The immaturity of the PTI leadership was evident in the way it dealt with Samad Mursalin. This is the same Samad Mursalin who ran from PF-2 (now PK-2, a sub-constituency of NA-1) on a PTI ticket in 1997. He was the face of the party in Peshawar back in the 1990s. One would expect that, considering Samad’s long-time association, Imran Khan himself would have tried to defuse the situation by convincing Samad in person.
However, it appears that Imran Khan was actually avoiding Samad, and that too in the most ridiculous of manners. Apparently when Samad tried to meet Imran Khan at the CM House in Peshawar, he was tricked into going into a waiting room and then was locked inside along with his workers. They were allowed to leave only after Imran Khan had left the premises. Samad’s angry press conference after this incident was reported by both local and national press.
Subsequently, the provincial leadership made a few half-hearted attempts, but then publicly announced the cancellation of Samad’s membership right before election. And just for extra measure called him a “back stabber” in an official statement. Samad’s reaction to this childish behaviour needs to be seen as more of a response to an insult rather than a breach of loyalty.

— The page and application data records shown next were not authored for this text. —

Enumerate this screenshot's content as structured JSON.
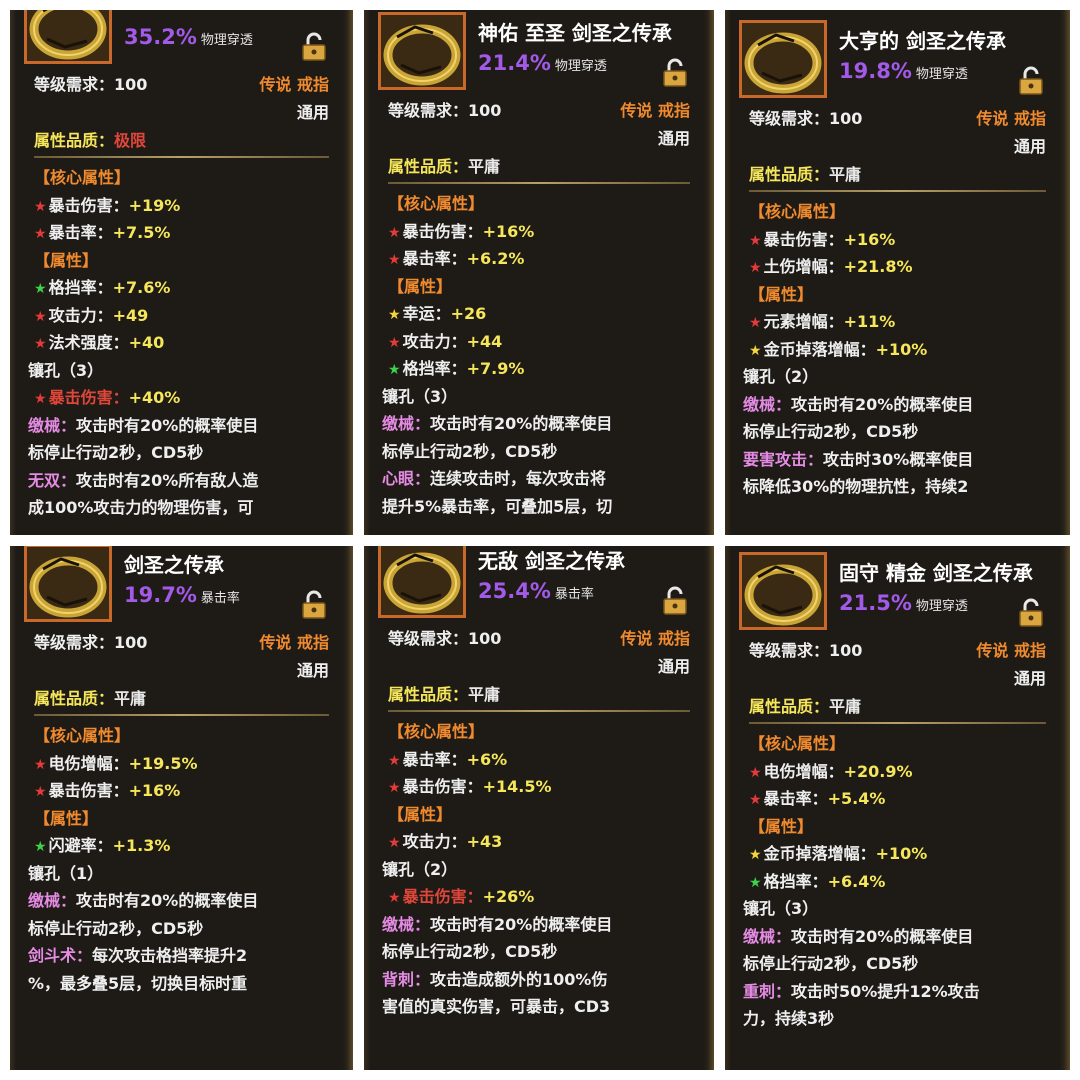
{
  "cards": [
    {
      "title": "",
      "percent": "35.2%",
      "percent_stat": "物理穿透",
      "level_label": "等级需求：",
      "level_value": "100",
      "rarity": "传说 戒指",
      "class": "通用",
      "quality_label": "属性品质：",
      "quality_value": "极限",
      "core_header": "【核心属性】",
      "core": [
        {
          "star": "red",
          "name": "暴击伤害：",
          "value": "+19%"
        },
        {
          "star": "red",
          "name": "暴击率：",
          "value": "+7.5%"
        }
      ],
      "attr_header": "【属性】",
      "attrs": [
        {
          "star": "green",
          "name": "格挡率：",
          "value": "+7.6%"
        },
        {
          "star": "red",
          "name": "攻击力：",
          "value": "+49"
        },
        {
          "star": "red",
          "name": "法术强度：",
          "value": "+40"
        }
      ],
      "socket": "镶孔（3）",
      "socket_line": {
        "star": "red",
        "name": "暴击伤害：",
        "value": "+40%"
      },
      "skills": [
        {
          "name": "缴械：",
          "desc": "攻击时有20%的概率使目",
          "cont": "标停止行动2秒，CD5秒"
        },
        {
          "name": "无双：",
          "desc": "攻击时有20%所有敌人造",
          "cont": "成100%攻击力的物理伤害，可"
        }
      ]
    },
    {
      "title": "神佑 至圣 剑圣之传承",
      "percent": "21.4%",
      "percent_stat": "物理穿透",
      "level_label": "等级需求：",
      "level_value": "100",
      "rarity": "传说 戒指",
      "class": "通用",
      "quality_label": "属性品质：",
      "quality_value": "平庸",
      "core_header": "【核心属性】",
      "core": [
        {
          "star": "red",
          "name": "暴击伤害：",
          "value": "+16%"
        },
        {
          "star": "red",
          "name": "暴击率：",
          "value": "+6.2%"
        }
      ],
      "attr_header": "【属性】",
      "attrs": [
        {
          "star": "yellow",
          "name": "幸运：",
          "value": "+26"
        },
        {
          "star": "red",
          "name": "攻击力：",
          "value": "+44"
        },
        {
          "star": "green",
          "name": "格挡率：",
          "value": "+7.9%"
        }
      ],
      "socket": "镶孔（3）",
      "socket_line": null,
      "skills": [
        {
          "name": "缴械：",
          "desc": "攻击时有20%的概率使目",
          "cont": "标停止行动2秒，CD5秒"
        },
        {
          "name": "心眼：",
          "desc": "连续攻击时，每次攻击将",
          "cont": "提升5%暴击率，可叠加5层，切"
        }
      ]
    },
    {
      "title": "大亨的 剑圣之传承",
      "percent": "19.8%",
      "percent_stat": "物理穿透",
      "level_label": "等级需求：",
      "level_value": "100",
      "rarity": "传说 戒指",
      "class": "通用",
      "quality_label": "属性品质：",
      "quality_value": "平庸",
      "core_header": "【核心属性】",
      "core": [
        {
          "star": "red",
          "name": "暴击伤害：",
          "value": "+16%"
        },
        {
          "star": "red",
          "name": "土伤增幅：",
          "value": "+21.8%"
        }
      ],
      "attr_header": "【属性】",
      "attrs": [
        {
          "star": "red",
          "name": "元素增幅：",
          "value": "+11%"
        },
        {
          "star": "yellow",
          "name": "金币掉落增幅：",
          "value": "+10%"
        }
      ],
      "socket": "镶孔（2）",
      "socket_line": null,
      "skills": [
        {
          "name": "缴械：",
          "desc": "攻击时有20%的概率使目",
          "cont": "标停止行动2秒，CD5秒"
        },
        {
          "name": "要害攻击：",
          "desc": "攻击时30%概率使目",
          "cont": "标降低30%的物理抗性，持续2"
        }
      ]
    },
    {
      "title": "剑圣之传承",
      "percent": "19.7%",
      "percent_stat": "暴击率",
      "level_label": "等级需求：",
      "level_value": "100",
      "rarity": "传说 戒指",
      "class": "通用",
      "quality_label": "属性品质：",
      "quality_value": "平庸",
      "core_header": "【核心属性】",
      "core": [
        {
          "star": "red",
          "name": "电伤增幅：",
          "value": "+19.5%"
        },
        {
          "star": "red",
          "name": "暴击伤害：",
          "value": "+16%"
        }
      ],
      "attr_header": "【属性】",
      "attrs": [
        {
          "star": "green",
          "name": "闪避率：",
          "value": "+1.3%"
        }
      ],
      "socket": "镶孔（1）",
      "socket_line": null,
      "skills": [
        {
          "name": "缴械：",
          "desc": "攻击时有20%的概率使目",
          "cont": "标停止行动2秒，CD5秒"
        },
        {
          "name": "剑斗术：",
          "desc": "每次攻击格挡率提升2",
          "cont": "%，最多叠5层，切换目标时重"
        }
      ]
    },
    {
      "title": "无敌 剑圣之传承",
      "percent": "25.4%",
      "percent_stat": "暴击率",
      "level_label": "等级需求：",
      "level_value": "100",
      "rarity": "传说 戒指",
      "class": "通用",
      "quality_label": "属性品质：",
      "quality_value": "平庸",
      "core_header": "【核心属性】",
      "core": [
        {
          "star": "red",
          "name": "暴击率：",
          "value": "+6%"
        },
        {
          "star": "red",
          "name": "暴击伤害：",
          "value": "+14.5%"
        }
      ],
      "attr_header": "【属性】",
      "attrs": [
        {
          "star": "red",
          "name": "攻击力：",
          "value": "+43"
        }
      ],
      "socket": "镶孔（2）",
      "socket_line": {
        "star": "red",
        "name": "暴击伤害：",
        "value": "+26%"
      },
      "skills": [
        {
          "name": "缴械：",
          "desc": "攻击时有20%的概率使目",
          "cont": "标停止行动2秒，CD5秒"
        },
        {
          "name": "背刺：",
          "desc": "攻击造成额外的100%伤",
          "cont": "害值的真实伤害，可暴击，CD3"
        }
      ]
    },
    {
      "title": "固守 精金 剑圣之传承",
      "percent": "21.5%",
      "percent_stat": "物理穿透",
      "level_label": "等级需求：",
      "level_value": "100",
      "rarity": "传说 戒指",
      "class": "通用",
      "quality_label": "属性品质：",
      "quality_value": "平庸",
      "core_header": "【核心属性】",
      "core": [
        {
          "star": "red",
          "name": "电伤增幅：",
          "value": "+20.9%"
        },
        {
          "star": "red",
          "name": "暴击率：",
          "value": "+5.4%"
        }
      ],
      "attr_header": "【属性】",
      "attrs": [
        {
          "star": "yellow",
          "name": "金币掉落增幅：",
          "value": "+10%"
        },
        {
          "star": "green",
          "name": "格挡率：",
          "value": "+6.4%"
        }
      ],
      "socket": "镶孔（3）",
      "socket_line": null,
      "skills": [
        {
          "name": "缴械：",
          "desc": "攻击时有20%的概率使目",
          "cont": "标停止行动2秒，CD5秒"
        },
        {
          "name": "重刺：",
          "desc": "攻击时50%提升12%攻击",
          "cont": "力，持续3秒"
        }
      ]
    }
  ]
}
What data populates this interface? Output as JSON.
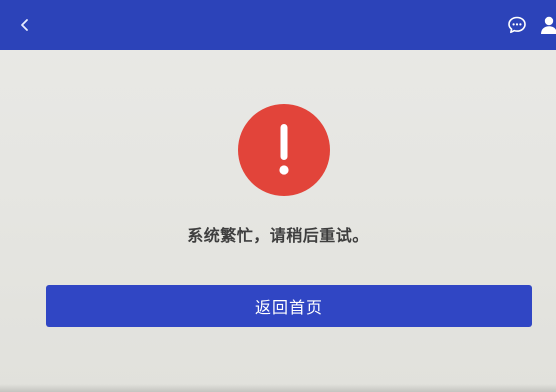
{
  "header": {
    "back_icon": "chevron-left-icon",
    "chat_icon": "chat-bubble-icon",
    "user_icon": "user-icon",
    "bar_color": "#2c43b9"
  },
  "main": {
    "alert_icon": "exclamation-icon",
    "alert_color": "#e2443a",
    "message": "系统繁忙，请稍后重试。",
    "return_button_label": "返回首页",
    "button_color": "#3046c4"
  }
}
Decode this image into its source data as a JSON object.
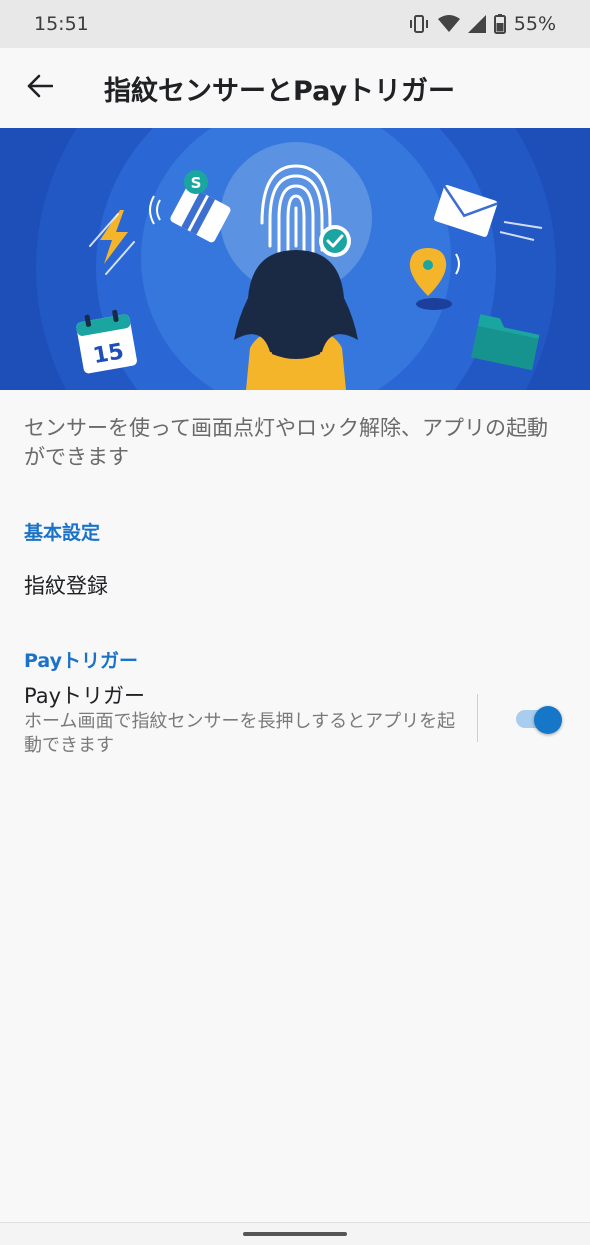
{
  "status_bar": {
    "time": "15:51",
    "battery": "55%",
    "icons": [
      "vibrate-icon",
      "wifi-icon",
      "signal-icon",
      "battery-icon"
    ]
  },
  "app_bar": {
    "title": "指紋センサーとPayトリガー",
    "back_icon": "back-arrow-icon"
  },
  "description": "センサーを使って画面点灯やロック解除、アプリの起動ができます",
  "sections": {
    "basic": {
      "header": "基本設定",
      "items": [
        {
          "title": "指紋登録"
        }
      ]
    },
    "pay": {
      "header": "Payトリガー",
      "item": {
        "title": "Payトリガー",
        "summary": "ホーム画面で指紋センサーを長押しするとアプリを起動できます",
        "enabled": true
      }
    }
  },
  "colors": {
    "accent": "#1a73c8",
    "hero_background": "#1e4fb8",
    "switch_thumb": "#1677c9",
    "switch_track": "#a9cdee"
  },
  "hero_icons": [
    "fingerprint-icon",
    "check-icon",
    "lightning-icon",
    "payment-card-icon",
    "envelope-icon",
    "location-pin-icon",
    "calendar-icon",
    "folder-icon"
  ],
  "hero_calendar_day": "15"
}
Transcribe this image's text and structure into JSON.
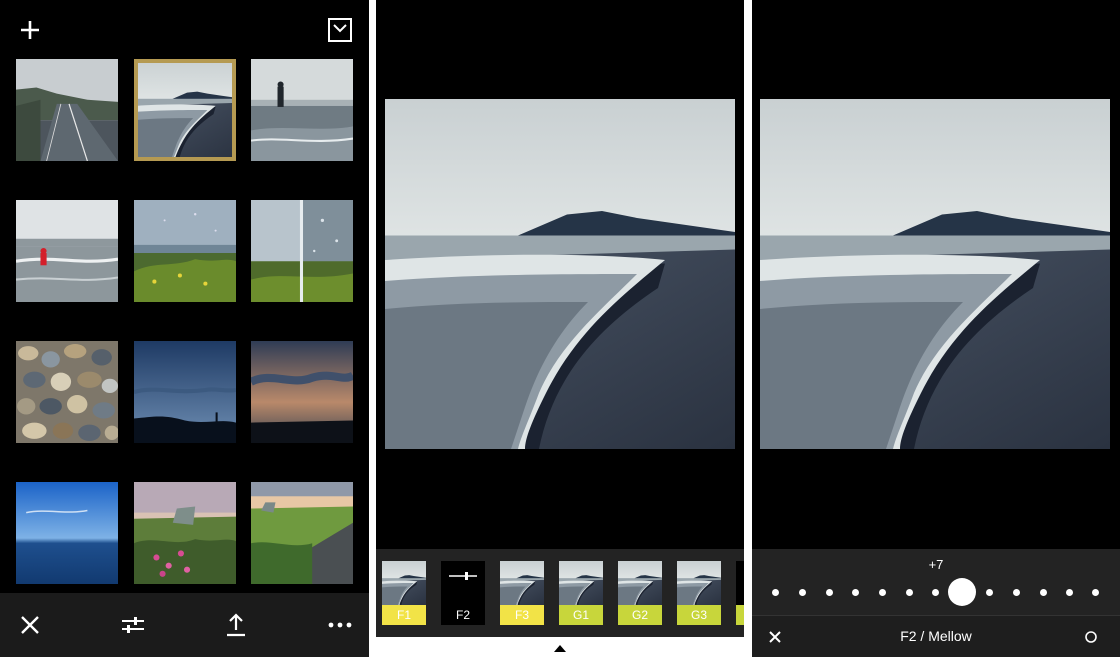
{
  "library": {
    "add_icon": "plus-icon",
    "store_icon": "shop-bag-icon",
    "thumbnails": [
      "road",
      "beach-selected",
      "person-on-beach",
      "child-on-beach",
      "rainy-field",
      "rain-window",
      "pebbles",
      "dusk-sky",
      "sunset-clouds",
      "blue-sea",
      "flowers-boat",
      "boat-field"
    ],
    "toolbar": [
      "close-icon",
      "adjust-icon",
      "share-icon",
      "more-icon"
    ]
  },
  "editor": {
    "presets": [
      {
        "label": "F1",
        "color": "#f2e347"
      },
      {
        "label": "F2",
        "color": "#000000",
        "active": true
      },
      {
        "label": "F3",
        "color": "#f2e347"
      },
      {
        "label": "G1",
        "color": "#c8d63b"
      },
      {
        "label": "G2",
        "color": "#c8d63b"
      },
      {
        "label": "G3",
        "color": "#c8d63b"
      }
    ]
  },
  "adjust": {
    "value_label": "+7",
    "preset_name": "F2 / Mellow",
    "slider": {
      "steps": 13,
      "position": 7
    }
  }
}
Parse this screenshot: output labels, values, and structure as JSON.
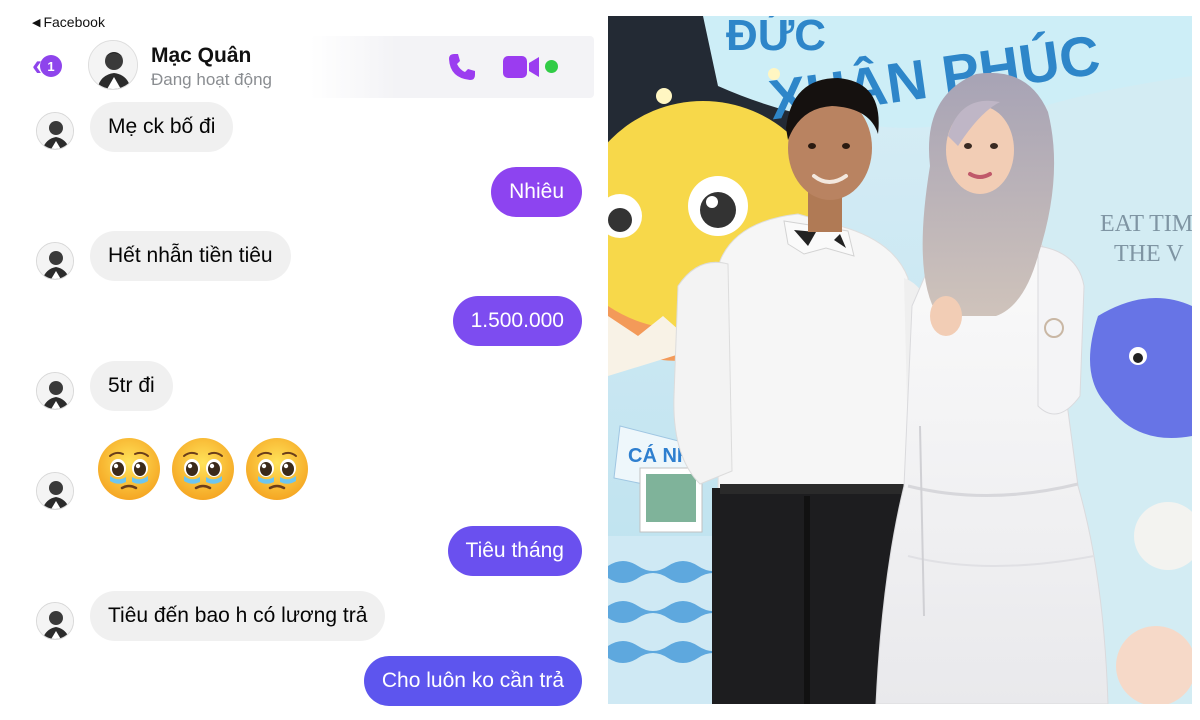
{
  "status_bar": {
    "back_app_label": "Facebook"
  },
  "header": {
    "unread_count": "1",
    "contact_name": "Mạc Quân",
    "contact_status": "Đang hoạt động"
  },
  "messages": [
    {
      "from": "them",
      "text": "Mẹ ck bố đi"
    },
    {
      "from": "me",
      "text": "Nhiêu"
    },
    {
      "from": "them",
      "text": "Hết nhẫn tiền tiêu"
    },
    {
      "from": "me",
      "text": "1.500.000"
    },
    {
      "from": "them",
      "text": "5tr đi"
    },
    {
      "from": "them",
      "emoji": "pleading-face",
      "count": 3
    },
    {
      "from": "me",
      "text": "Tiêu tháng"
    },
    {
      "from": "them",
      "text": "Tiêu đến bao h có lương trả"
    },
    {
      "from": "me",
      "text": "Cho luôn ko cần trả"
    }
  ],
  "colors": {
    "accent_purple": "#8e44ec",
    "bubble_out_top": "#9a3ff0",
    "bubble_out_bottom": "#5a56ee",
    "bubble_in": "#f0f0f0",
    "online_green": "#31cc46"
  },
  "photo": {
    "banner_text_top": "ĐỨC",
    "banner_text_main": "XUÂN PHÚC",
    "backdrop_sign_text": "CÁ NH",
    "wall_text_1": "EAT TIM",
    "wall_text_2": "THE V"
  }
}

But would a mere ticket allocation explain this defeat? Many claim an unofficial victory for the PTI by saying that the sum total of Samad and Gul Bacha’s votes is more than that of the ANP. However, this claim is incorrect since according to the ECP, Samad received a total of 1,707 votes while Bacha received 28,911. Their total of 30,681 votes is still less than that of the ANP at 34,386 votes. So even if there were no splits, the PTI would still have either lost this seat or managed a very close win.
Surely this massive reduction of 66,000 votes – that too within a span of two months – can’t only be associated with the selection of a wrong candidate. A constituency of 320,000 registered voters must have had other issues that affected its voting decision.
In my opinion this is where the PTI’s performance comes into play. Eighty-three days is more than enough time to assess promises that were made to be fulfilled within 90 days. It is very clear that the party has been unable to meet the standards of governance and conduct it had demanded of the previous government and which it promised to its voters.
But besides not being able to meet its own set standards, the PTI is also struggling to keep up with its predecessors. This is especially true when it comes to terrorism, an issue that is central to the terror-ridden constituency of NA-1, whose Qissa Khawani bazaar has been a preferred target of the Taliban.
It is no coincidence that after the arrival of PTI’s government, there has been a sudden increase in the Taliban’s extortion activities in Peshawar. This has mainly affected the business community – a substantial proportion of which is based in the inner city, an area that falls under NA-1. The government’s response has largely been ineffective as there are reports of a demoralised police force, with some officials blaming the PTI government for a lack of resolve in fighting the TTP. This lack is evident in the inability of the PTI government to even condemn the Taliban.
On talk shows it has become a joke to get an unconditional condemnation of the TTP from Khyber Pakhtunkhwa’s ministers, with both opposition leaders as well as anchors daring PTI leaders to do so. On on TV talk show, Shaukat Yousafzai went to the extent of saying that he had not heard about the TTP’s threats to the ANP, the PPP and the MQM and would not, therefore, condemn them.
While such wisdom buys safety for the PTI, it is also costing it the trust of the people who came out in droves to vote for them. It is very likely that the tsunami that began in the Peshawar valley could very well end here as well and, from the looks of it, the process for that might have already started.